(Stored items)

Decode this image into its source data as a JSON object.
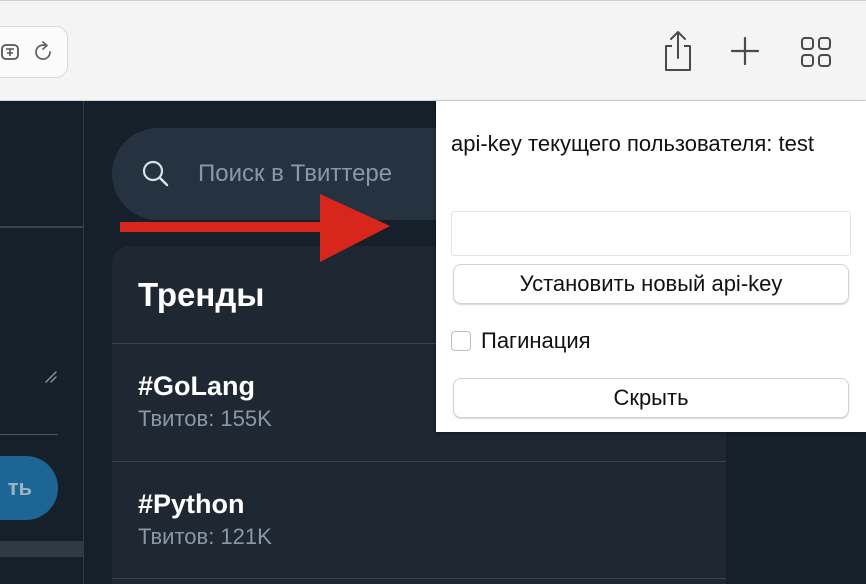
{
  "browser": {
    "icons": {
      "translate": "translate-icon",
      "reload": "reload-icon",
      "share": "share-icon",
      "new_tab": "plus-icon",
      "tab_overview": "grid-icon"
    }
  },
  "twitter": {
    "sidebar": {
      "tweet_button_label": "ть"
    },
    "search": {
      "placeholder": "Поиск в Твиттере"
    },
    "trends": {
      "title": "Тренды",
      "items": [
        {
          "tag": "#GoLang",
          "count": "Твитов: 155K"
        },
        {
          "tag": "#Python",
          "count": "Твитов: 121K"
        }
      ]
    }
  },
  "popup": {
    "label": "api-key текущего пользователя: test",
    "api_key_value": "",
    "set_button_label": "Установить новый api-key",
    "pagination_label": "Пагинация",
    "pagination_checked": false,
    "hide_button_label": "Скрыть"
  },
  "colors": {
    "page_background": "#15202b",
    "card_background": "#1e2732",
    "arrow": "#d9261c",
    "accent_button": "#1d6595"
  }
}
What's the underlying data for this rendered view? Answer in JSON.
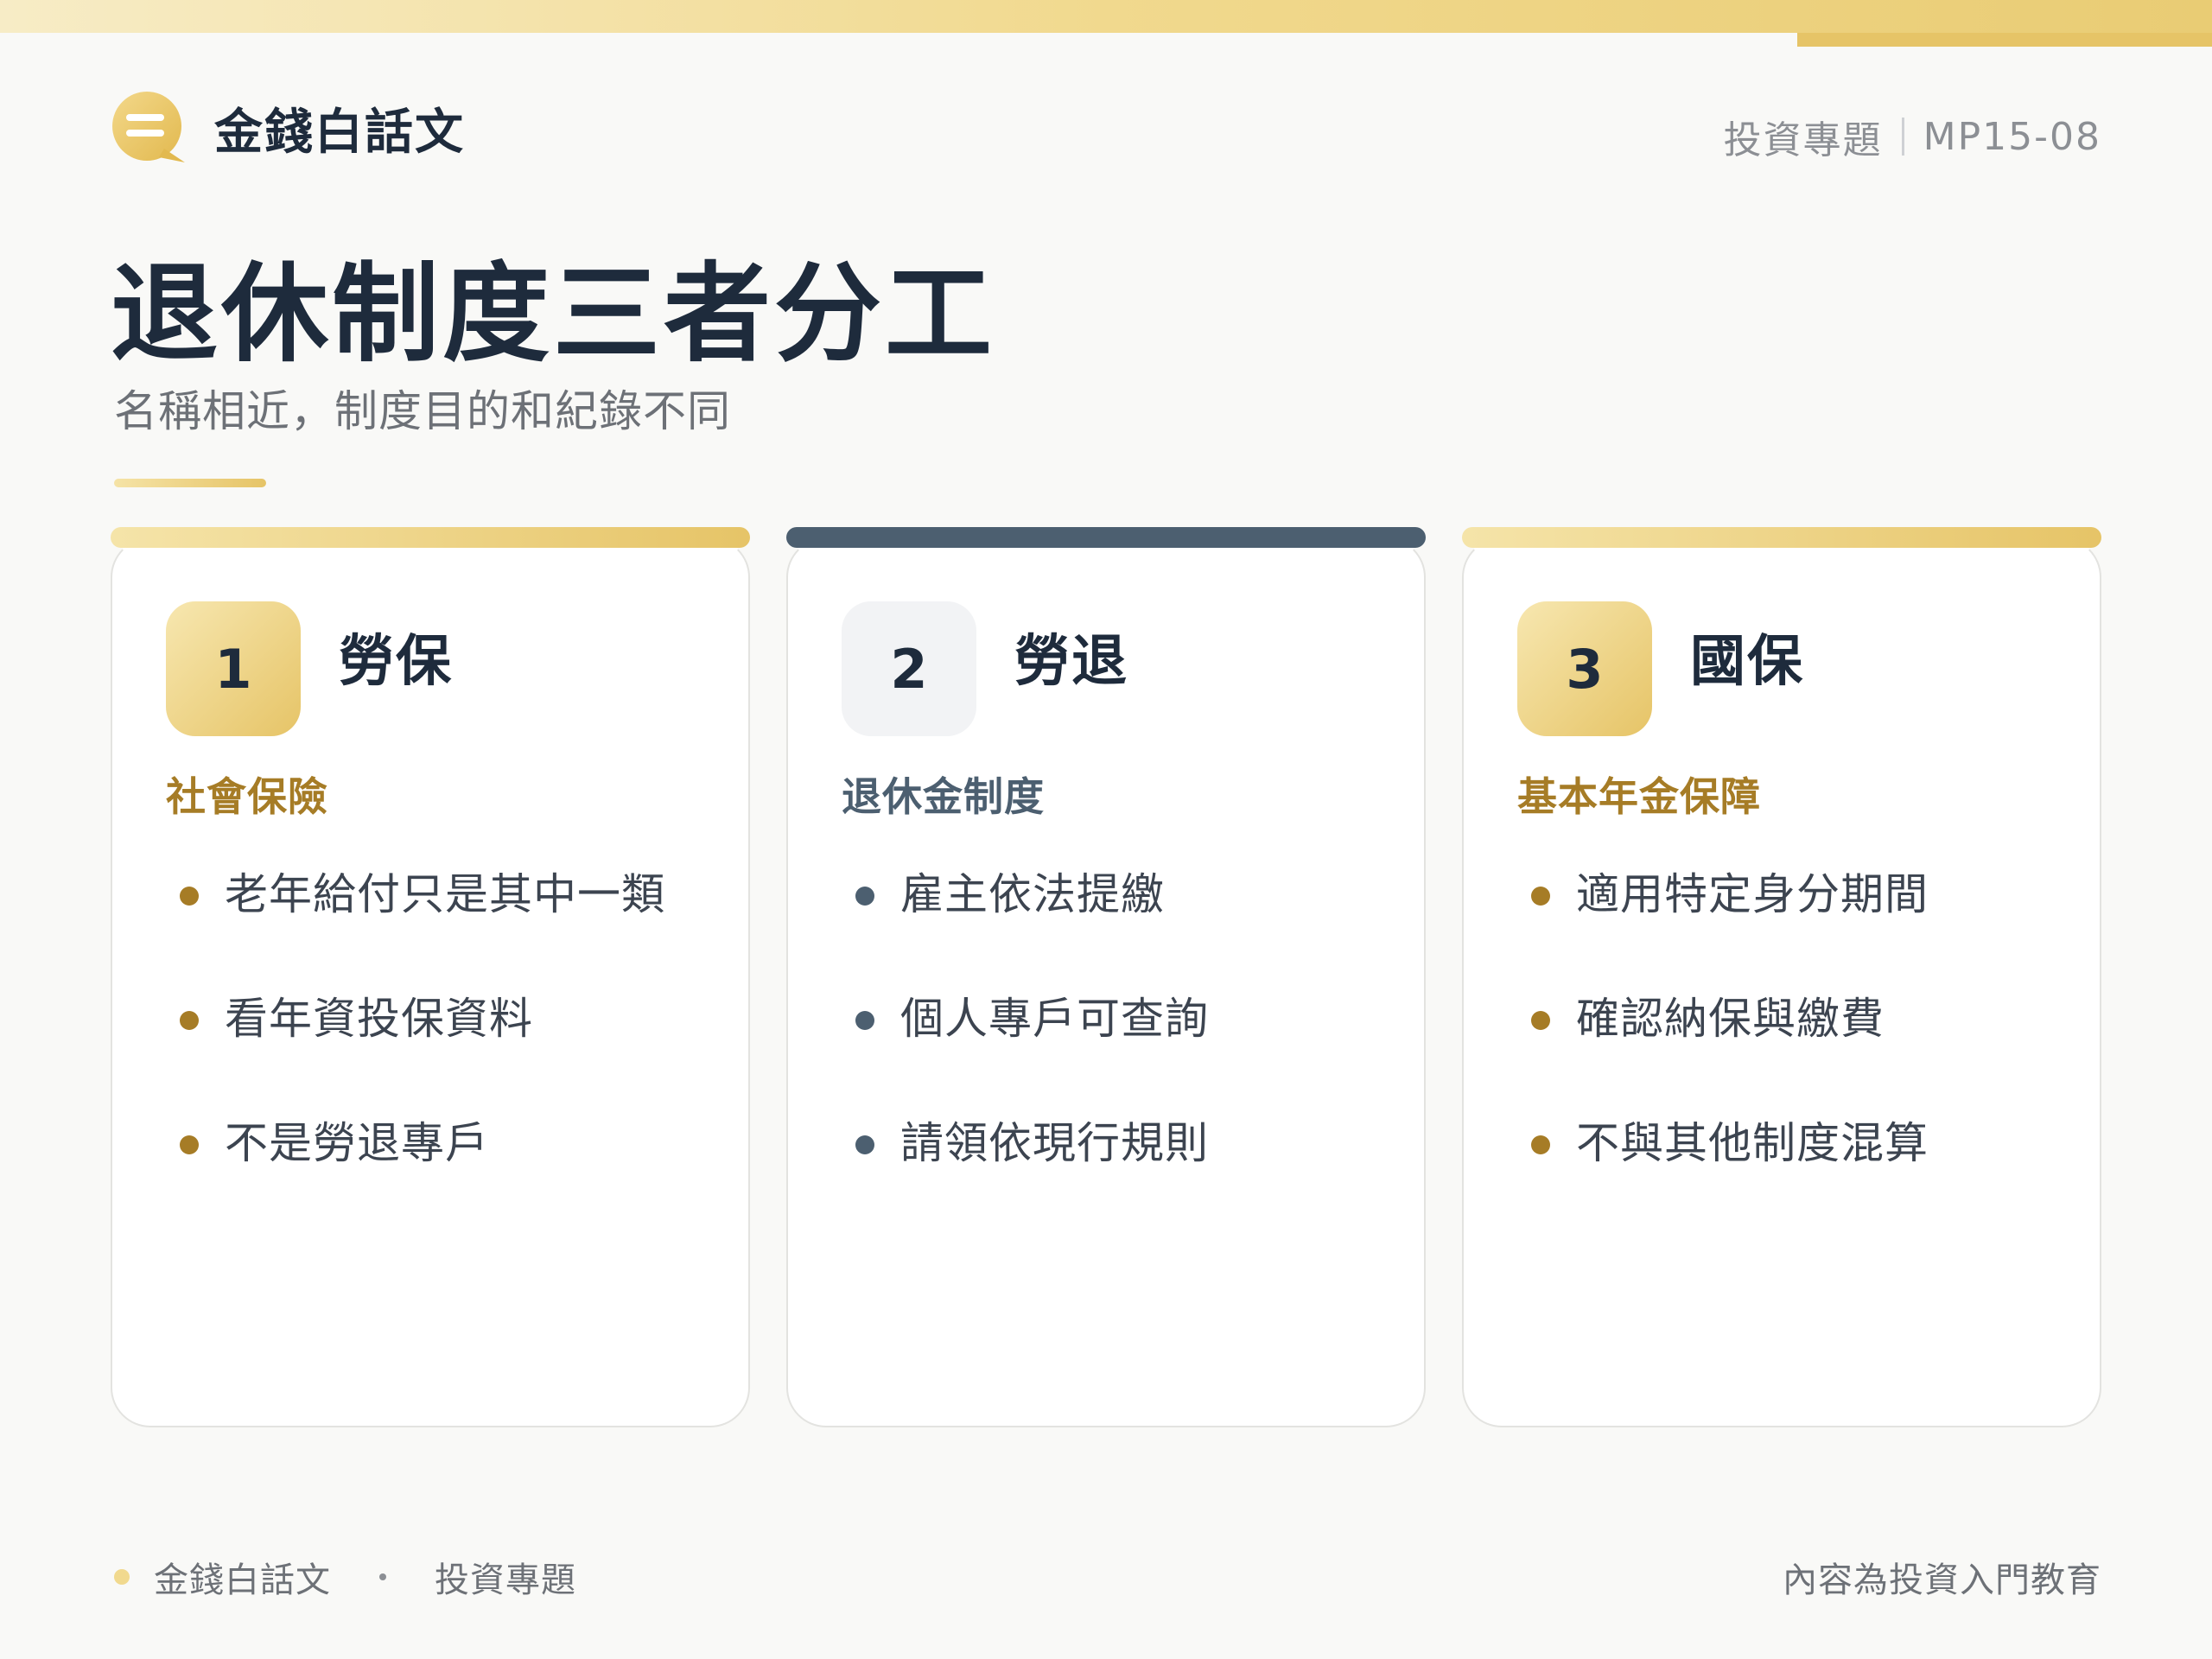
{
  "brand": {
    "name": "金錢白話文"
  },
  "header": {
    "category": "投資專題",
    "code": "MP15-08"
  },
  "page": {
    "title": "退休制度三者分工",
    "subtitle": "名稱相近，制度目的和紀錄不同"
  },
  "colors": {
    "gold": "#e6c467",
    "gold_text": "#a67c26",
    "slate": "#4c5f70",
    "navy": "#1e2b3c"
  },
  "cards": [
    {
      "number": "1",
      "title": "勞保",
      "subtitle": "社會保險",
      "items": [
        "老年給付只是其中一類",
        "看年資投保資料",
        "不是勞退專戶"
      ]
    },
    {
      "number": "2",
      "title": "勞退",
      "subtitle": "退休金制度",
      "items": [
        "雇主依法提繳",
        "個人專戶可查詢",
        "請領依現行規則"
      ]
    },
    {
      "number": "3",
      "title": "國保",
      "subtitle": "基本年金保障",
      "items": [
        "適用特定身分期間",
        "確認納保與繳費",
        "不與其他制度混算"
      ]
    }
  ],
  "footer": {
    "brand": "金錢白話文",
    "category": "投資專題",
    "note": "內容為投資入門教育"
  }
}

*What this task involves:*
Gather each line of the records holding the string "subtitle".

*Answer:*
    "subtitle": "名稱相近，制度目的和紀錄不同"
      "subtitle": "社會保險",
      "subtitle": "退休金制度",
      "subtitle": "基本年金保障",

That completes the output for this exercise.